AMLO suggests PRI representatives should rebel
During the morning conference, López Obrador also suggested that the parliamentarians of opposition party PRI should “rebel against their leadership and support the reform initiative that aims to strengthen the CFE, and thus side with the people and not assume a shameful stance favoring foreign companies.”
“Remember what General Cárdenas used to say: ‘whoever hands over the natural resources of the country to foreigners is a traitor to the country,’” he remarked, referring to President Lázaro Cárdenas, of PRI, who had nationalized the petroleum industry 84 years ago.
López Obrador commented that he has trust that the PRI legislators would vote in absolute freedom, “and not just following orders from above.”
Billions in potential investments are at risk, claims Washington
The electrical energy reform implies possible violations of the free trade agreement between Mexico, the United States and Canada and “puts billions of dollars of potential investment in Mexico at risk,” claimed Joe Biden’s special envoy for climate change, John Kerry.
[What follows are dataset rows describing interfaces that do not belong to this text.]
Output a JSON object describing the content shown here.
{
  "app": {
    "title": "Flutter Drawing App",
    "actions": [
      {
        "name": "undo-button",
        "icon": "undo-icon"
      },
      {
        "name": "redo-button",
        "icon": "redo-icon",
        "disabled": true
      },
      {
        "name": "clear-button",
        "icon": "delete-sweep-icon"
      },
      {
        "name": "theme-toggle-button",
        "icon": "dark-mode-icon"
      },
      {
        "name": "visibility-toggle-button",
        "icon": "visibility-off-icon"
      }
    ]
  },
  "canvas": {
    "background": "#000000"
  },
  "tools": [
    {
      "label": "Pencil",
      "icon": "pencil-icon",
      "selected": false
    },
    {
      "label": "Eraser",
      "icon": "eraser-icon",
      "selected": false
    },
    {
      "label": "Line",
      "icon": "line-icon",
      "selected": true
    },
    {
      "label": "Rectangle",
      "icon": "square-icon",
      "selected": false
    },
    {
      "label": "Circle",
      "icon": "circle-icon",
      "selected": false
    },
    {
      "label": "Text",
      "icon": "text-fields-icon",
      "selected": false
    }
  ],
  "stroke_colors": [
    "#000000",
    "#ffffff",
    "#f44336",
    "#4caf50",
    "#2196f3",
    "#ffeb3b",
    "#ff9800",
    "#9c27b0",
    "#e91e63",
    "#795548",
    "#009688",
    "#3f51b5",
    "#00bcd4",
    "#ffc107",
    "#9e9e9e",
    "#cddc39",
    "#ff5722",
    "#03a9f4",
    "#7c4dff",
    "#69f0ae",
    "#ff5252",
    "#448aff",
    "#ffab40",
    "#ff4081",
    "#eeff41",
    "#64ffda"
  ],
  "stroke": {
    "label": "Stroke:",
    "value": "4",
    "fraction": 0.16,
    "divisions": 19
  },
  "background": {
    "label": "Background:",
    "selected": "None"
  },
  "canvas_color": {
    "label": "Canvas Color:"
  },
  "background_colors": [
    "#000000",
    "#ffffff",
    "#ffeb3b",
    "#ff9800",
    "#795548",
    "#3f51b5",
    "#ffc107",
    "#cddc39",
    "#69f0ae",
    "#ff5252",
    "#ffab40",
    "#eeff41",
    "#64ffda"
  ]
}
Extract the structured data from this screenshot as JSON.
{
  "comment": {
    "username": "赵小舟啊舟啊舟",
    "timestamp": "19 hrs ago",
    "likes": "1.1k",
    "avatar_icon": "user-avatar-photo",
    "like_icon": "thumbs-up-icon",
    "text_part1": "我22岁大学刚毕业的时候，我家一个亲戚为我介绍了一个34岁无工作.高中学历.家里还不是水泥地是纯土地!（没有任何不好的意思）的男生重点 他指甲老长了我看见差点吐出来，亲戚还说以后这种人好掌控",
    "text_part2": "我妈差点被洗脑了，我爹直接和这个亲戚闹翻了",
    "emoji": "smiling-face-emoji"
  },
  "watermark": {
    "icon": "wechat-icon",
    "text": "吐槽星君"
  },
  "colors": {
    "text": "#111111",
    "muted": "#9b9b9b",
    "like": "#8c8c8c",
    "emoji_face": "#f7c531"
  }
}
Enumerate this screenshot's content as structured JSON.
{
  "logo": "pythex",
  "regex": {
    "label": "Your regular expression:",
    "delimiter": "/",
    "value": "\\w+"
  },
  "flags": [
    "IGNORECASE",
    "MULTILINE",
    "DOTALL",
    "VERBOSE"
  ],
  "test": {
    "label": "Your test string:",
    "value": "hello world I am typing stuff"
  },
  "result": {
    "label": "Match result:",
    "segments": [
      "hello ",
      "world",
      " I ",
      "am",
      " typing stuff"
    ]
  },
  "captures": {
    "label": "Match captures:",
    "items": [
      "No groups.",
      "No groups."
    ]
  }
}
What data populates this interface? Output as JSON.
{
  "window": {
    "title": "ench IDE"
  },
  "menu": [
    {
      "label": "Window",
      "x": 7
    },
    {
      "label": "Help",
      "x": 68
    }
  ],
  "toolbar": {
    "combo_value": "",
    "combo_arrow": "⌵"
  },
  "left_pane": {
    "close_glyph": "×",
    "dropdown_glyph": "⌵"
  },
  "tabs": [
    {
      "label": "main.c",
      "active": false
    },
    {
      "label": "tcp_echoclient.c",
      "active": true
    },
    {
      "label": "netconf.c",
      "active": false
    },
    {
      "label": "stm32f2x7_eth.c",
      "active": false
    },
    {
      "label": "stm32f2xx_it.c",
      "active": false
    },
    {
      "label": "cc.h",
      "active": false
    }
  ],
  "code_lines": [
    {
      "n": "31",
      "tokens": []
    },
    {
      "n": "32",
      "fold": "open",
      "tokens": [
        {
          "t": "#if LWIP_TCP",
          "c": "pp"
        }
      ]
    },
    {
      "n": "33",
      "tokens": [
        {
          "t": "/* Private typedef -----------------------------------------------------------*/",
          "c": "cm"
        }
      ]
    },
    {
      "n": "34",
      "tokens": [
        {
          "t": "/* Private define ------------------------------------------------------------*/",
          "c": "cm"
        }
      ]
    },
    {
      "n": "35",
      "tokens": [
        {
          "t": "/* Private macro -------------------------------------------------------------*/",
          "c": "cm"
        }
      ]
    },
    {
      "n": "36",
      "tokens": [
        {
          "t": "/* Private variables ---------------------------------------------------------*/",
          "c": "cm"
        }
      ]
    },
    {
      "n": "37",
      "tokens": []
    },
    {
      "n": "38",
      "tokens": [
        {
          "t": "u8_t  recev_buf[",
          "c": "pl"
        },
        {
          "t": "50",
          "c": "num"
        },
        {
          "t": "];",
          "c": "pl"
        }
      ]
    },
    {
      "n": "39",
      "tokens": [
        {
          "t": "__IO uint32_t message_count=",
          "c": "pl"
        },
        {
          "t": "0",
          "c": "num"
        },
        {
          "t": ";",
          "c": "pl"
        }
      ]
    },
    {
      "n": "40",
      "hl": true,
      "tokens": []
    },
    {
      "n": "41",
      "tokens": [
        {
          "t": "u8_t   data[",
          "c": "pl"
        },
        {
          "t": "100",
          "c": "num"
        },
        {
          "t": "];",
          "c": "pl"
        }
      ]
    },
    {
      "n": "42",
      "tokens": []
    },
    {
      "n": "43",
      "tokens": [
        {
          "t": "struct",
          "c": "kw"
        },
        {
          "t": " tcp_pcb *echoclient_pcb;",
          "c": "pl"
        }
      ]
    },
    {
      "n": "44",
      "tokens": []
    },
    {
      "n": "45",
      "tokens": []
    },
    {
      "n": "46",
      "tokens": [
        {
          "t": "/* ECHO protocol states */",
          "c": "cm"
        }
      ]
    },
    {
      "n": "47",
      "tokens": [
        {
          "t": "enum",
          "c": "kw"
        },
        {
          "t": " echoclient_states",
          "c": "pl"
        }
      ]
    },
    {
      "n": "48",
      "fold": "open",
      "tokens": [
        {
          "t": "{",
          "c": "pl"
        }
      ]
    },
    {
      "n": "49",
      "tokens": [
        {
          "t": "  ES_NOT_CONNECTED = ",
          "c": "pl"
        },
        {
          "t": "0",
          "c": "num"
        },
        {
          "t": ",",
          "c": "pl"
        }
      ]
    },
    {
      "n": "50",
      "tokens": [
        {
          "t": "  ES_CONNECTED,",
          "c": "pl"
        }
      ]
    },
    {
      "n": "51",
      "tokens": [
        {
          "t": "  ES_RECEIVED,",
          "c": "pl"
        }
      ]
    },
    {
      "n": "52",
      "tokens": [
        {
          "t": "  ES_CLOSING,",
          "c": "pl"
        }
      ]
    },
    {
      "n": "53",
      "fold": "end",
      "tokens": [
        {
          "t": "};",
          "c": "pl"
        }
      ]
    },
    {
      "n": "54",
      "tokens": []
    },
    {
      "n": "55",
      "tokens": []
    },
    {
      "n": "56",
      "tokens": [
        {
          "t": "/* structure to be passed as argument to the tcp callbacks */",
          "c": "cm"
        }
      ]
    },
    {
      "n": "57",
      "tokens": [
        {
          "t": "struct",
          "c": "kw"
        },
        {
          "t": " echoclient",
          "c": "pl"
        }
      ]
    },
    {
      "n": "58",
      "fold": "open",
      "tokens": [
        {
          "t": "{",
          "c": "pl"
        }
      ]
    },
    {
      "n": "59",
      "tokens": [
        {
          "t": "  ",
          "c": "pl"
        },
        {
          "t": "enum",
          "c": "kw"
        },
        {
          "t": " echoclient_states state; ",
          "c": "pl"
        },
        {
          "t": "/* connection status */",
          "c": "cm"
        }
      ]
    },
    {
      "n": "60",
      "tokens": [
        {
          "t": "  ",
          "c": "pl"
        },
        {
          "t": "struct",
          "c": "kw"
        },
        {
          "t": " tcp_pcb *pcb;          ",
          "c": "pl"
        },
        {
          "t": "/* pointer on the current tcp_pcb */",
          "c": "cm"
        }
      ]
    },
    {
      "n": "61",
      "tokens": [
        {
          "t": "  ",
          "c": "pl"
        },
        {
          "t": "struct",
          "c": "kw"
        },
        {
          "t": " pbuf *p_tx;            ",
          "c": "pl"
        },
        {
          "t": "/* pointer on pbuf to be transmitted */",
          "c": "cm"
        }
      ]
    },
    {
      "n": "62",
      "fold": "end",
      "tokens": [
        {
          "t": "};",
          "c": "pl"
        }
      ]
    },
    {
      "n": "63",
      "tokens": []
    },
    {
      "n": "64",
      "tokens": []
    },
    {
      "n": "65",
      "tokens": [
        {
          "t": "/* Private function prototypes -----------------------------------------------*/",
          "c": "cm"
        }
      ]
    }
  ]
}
US Ambassador to Mexico, Ken Salazar also commented the same during the meeting with President Andrés Manuel López Obrador.
While the president assured that the long meeting held at the National Palace left US officials “satisfied” and “very happy,” the US embassy revealed that, during the meeting, Biden’s envoys “reiterated the United States’ concerns regarding changes in energy policy” of Mexico.
This is the second time that the US embassy has issued a statement indicating that there have been conflicting positions during talks between the two governments regarding the reform.
In January, after a meeting between López Obrador and the US Secretary of Energy, Jennifer Granholm, AMLO informed that Biden’s envoy did not raise concerns about the reform.
The very next day, the US embassy released a statement claiming that Granholm had emphasized “the real concerns of the Biden administration about the potential negative impact” of the initiative.
On April 1, the US embassy stated that Kerry and Salazar defended the existing projects and contracts that a large number of US renewable energy providers have with the Mexican government, arguing that “they represent a solid base for the development of the future of clean energy in North America.”
Kerry and Salazar pointed out that “full implementation and adherence to our trade agreement is necessary to promote our shared interests and regional competitiveness.”
The US envoys also addressed the basic principles that their government considers should guide policy within the energy sector, which includes accelerating the transition to renewable energy, promoting the economic integration of North America, and compliance with the T-MEC/USMCA free trade agreement.
“President López Obrador agreed that these are important points,” stressed the Biden government representation, and added that this is Kerry’s third trip to Mexico in five months. “This highlights the importance for the US government of this bilateral relationship in the global fight against the climate crisis,” said the envoys.
Kerry claimed that US led renewable energy projects exemplify how renewable energy projects can create thousands of jobs in Mexico, reduce energy costs for the Mexican people, and reduce greenhouse gas emissions to help limit global warming to less than 1.5℃.
Featured image: US Ambassador to Mexico, Ken Salazar (left), US Envoy on Climate, John Kerry (center), President of Mexico, Andrés Manuel López Obrador (right), at a meeting in the National Palace on March 31. Photo: Twitter/@lopezobrador_
(La Jornada) by Fabiola Martínez, Laura Poy, Arturo Sánchez Jiménez
Translation: Orinoco Tribune
- orinocotribunehttps://orinocotribune.com/author/orinocotribune/February 29, 2024
- orinocotribunehttps://orinocotribune.com/author/orinocotribune/February 29, 2024